The tricky part comes into play when attempting to bring guitars into the UK containing Brazilian rosewood. If importing a guitar from the US etc with BR in addition to the export and import CITES paperwork the buyer and seller have to prove that the guitar has previously been in the UK pre 1992. This is virtually impossible to prove.
Thats very interesting, thanks!
 

Subterfuge

Senior Member
Joined
Aug 18, 2017
Messages
1,244
Reaction score
1,779
The UK legislation is slightly more tricky to navigate. In the UK to sell an older or vintage guitar containing any Brazilian rosewood even in the internal UK market a further article 10 certificate is required. The article 10 certificate can only be issued for guitars pre 1982. In order to get the certificate the owner has to prove that they purchased the guitar pre 92. In the UK it is currently illegal to offer for sale, or even display a guitar containing Brazilian rosewood without an article 10. It is not illegal or agains any CITES conventions to own a guitar in the UK containing Brazilian rosewood. If selling an older guitar with Brazilian an article 10 needs to be applied for and the authorities often refuse issue of the certificate.
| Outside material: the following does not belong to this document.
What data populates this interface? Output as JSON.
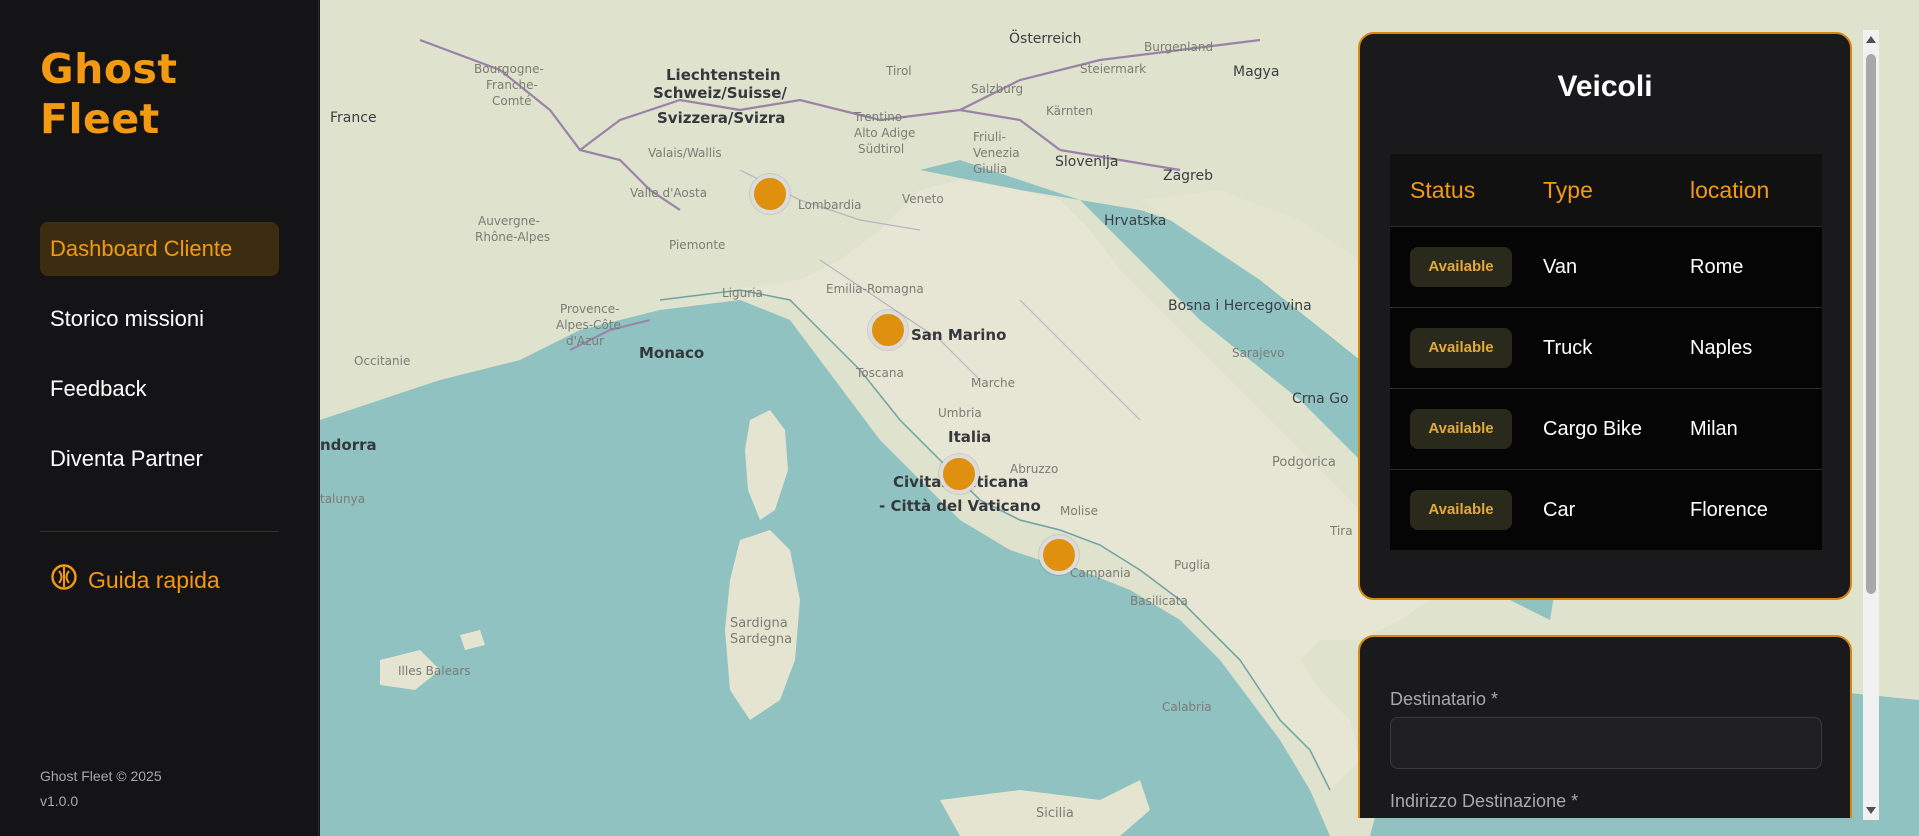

A guitar can't be advertised or displayed without displaying the certificate number.

The tricky part comes into play when attempting to bring guitars into the UK containing Brazilian rosewood. If importing a guitar from the US etc with BR in addition to the export and import CITES paperwork the buyer and seller have to prove that the guitar has previously been in the UK pre 1992. This is virtually impossible to prove.
Geez, talk about a clusterf%ck, no wonder people resort to smuggling items...
 

Al Walker

Senior Member
Joined
Sep 14, 2014
Messages
1,297
Reaction score
1,351
I just won't sell a guitar outside the Lower 48 US. I had a few project Squires with Rosewood boards for sale and a few Canadian gentlemen interested (even though I quoted the above in the ad). One insisted, but, backed down when I explained the hassle. Just not worth it for a $150 to $200 guitar.
 

Gold Tone

Senior Member
Joined
Dec 20, 2015
Messages
167
Reaction score
239
Fantastic info!! Thank you! As a Canadian buying guitars and occasionally shipping this is hugely useful!

BTW I agree that “the tree is already dead” so let’s move along...but the reasoning is different than you or I see it

By supporting the sale of, yes old and very long ago dead, tree products...we support the demand...this encourages black market and illegal harvest to increase supply.

Same as tortoise picks made from tortoise shell products 100+ years old. A market for these encourages a market for newly harvested tortoise shell. When 3rd World countries population lives in poverty...you need to feed your family, this type of illegal market survives and is bigger than ever.

Once species are eliminated...just watch the price of a guitar with rosewood sky rocket
 

LesserPaul

Senior Member
Joined
Dec 19, 2013
Messages
125
Reaction score
68
2 lefty dealers and a well known Nashville shop were not interested in e buying an R4 or R6. With a 3rd added on fr import duty its killed it.
 




Top